It turns out net neutrality has been a godsend for the bandwith hogs. From Tom Luongo at tomluongo.me:

Net Neutrality is gone.  Good riddance.

Lost in all of the theoretical debate about how evil ISPs will create a have/have-not divide in Internet access, is the reality that it already exists along with massive subsidies to the biggest bandwidth pigs on the planet – Facebook, Google, Twitter, Netflix and the porn industry.

Under Net Neutrality these platforms flourished along with the rise of the mobile internet, which is now arguably more important than the ‘desktop’ one in your home and office.  Google and Apple control the on-ramps to the mobile web in a way that Net Neutrality proponents can only dream the bandwidth providers like Comcast and AT&T could.

Because, in truth, they can’t.  Consumers are ultimately the ones who decide how much bandwidth costs, not the ISPs.  We decide how much we can afford these creature comforts like streaming Netflix while riding the bus or doing self-indulgent Instagram videos of our standing in line at the movies (if that’s even a thing anymore).

Non-Neutrality Pricing

Net Neutrality took pricing of bandwidth out of the hands of consumers.  It handed the profits from it to Google, Facebook and all the crappy advertisers spamming video ads, malware, scams, and the like everywhere.

By mandating ‘equal access’ and equal fee structures the advertisers behind Google and Facebook would spend their budgets without much thought or care.  Google and Facebook ad revenue soared under Net Neutrality because advertisers’ needs are not aligned with Google’s bottom line, but with consumers’.

And, because of that, the price paid to deliver the ad, i.e. Google’s cost of goods sold (COGS), thanks to Net Neutrality, was held artificially low.  And Google, Facebook and the Porn Industry pocketed the difference.

They grew uncontrollably.  In the case of Google and Facebook, uncontrollably powerful.

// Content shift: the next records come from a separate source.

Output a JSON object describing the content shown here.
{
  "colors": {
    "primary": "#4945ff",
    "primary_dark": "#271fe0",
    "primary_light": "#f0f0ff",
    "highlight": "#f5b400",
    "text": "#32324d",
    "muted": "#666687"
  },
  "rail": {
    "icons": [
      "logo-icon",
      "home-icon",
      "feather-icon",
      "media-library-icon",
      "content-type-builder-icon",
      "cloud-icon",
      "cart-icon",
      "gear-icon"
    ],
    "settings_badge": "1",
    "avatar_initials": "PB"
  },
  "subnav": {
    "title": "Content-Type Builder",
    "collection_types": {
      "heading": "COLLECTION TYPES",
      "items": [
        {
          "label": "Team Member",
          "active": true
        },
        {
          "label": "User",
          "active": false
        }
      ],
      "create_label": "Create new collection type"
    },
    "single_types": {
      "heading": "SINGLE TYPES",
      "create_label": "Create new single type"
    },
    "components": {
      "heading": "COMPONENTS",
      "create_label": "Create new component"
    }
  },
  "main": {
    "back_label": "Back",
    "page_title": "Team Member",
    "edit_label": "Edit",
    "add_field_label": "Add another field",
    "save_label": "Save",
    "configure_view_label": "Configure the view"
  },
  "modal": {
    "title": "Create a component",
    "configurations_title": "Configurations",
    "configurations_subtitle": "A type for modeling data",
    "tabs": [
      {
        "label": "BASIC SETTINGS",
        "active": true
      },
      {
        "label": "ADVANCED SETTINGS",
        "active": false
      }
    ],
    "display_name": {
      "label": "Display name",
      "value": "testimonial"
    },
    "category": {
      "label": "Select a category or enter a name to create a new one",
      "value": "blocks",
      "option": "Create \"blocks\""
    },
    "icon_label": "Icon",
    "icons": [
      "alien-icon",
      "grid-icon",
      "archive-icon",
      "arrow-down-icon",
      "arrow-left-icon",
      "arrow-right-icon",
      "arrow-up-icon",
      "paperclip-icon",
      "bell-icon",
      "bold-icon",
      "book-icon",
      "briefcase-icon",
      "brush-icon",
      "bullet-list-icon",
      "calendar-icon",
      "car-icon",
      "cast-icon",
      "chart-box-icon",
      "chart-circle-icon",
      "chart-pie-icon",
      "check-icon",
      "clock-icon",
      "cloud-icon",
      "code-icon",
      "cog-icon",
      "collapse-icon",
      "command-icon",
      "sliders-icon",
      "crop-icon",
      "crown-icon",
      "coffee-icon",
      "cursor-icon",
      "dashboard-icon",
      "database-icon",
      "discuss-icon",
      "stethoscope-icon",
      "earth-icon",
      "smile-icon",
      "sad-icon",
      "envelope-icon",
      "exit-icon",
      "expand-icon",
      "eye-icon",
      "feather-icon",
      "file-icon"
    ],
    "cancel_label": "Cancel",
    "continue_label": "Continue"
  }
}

That difference was never passed onto the ISP who could then, in turn, pass it on to the consumer.

All thanks to Net Neutrality.

To continue reading: Net Neutrality – The End of Google’s Biggest Subsidy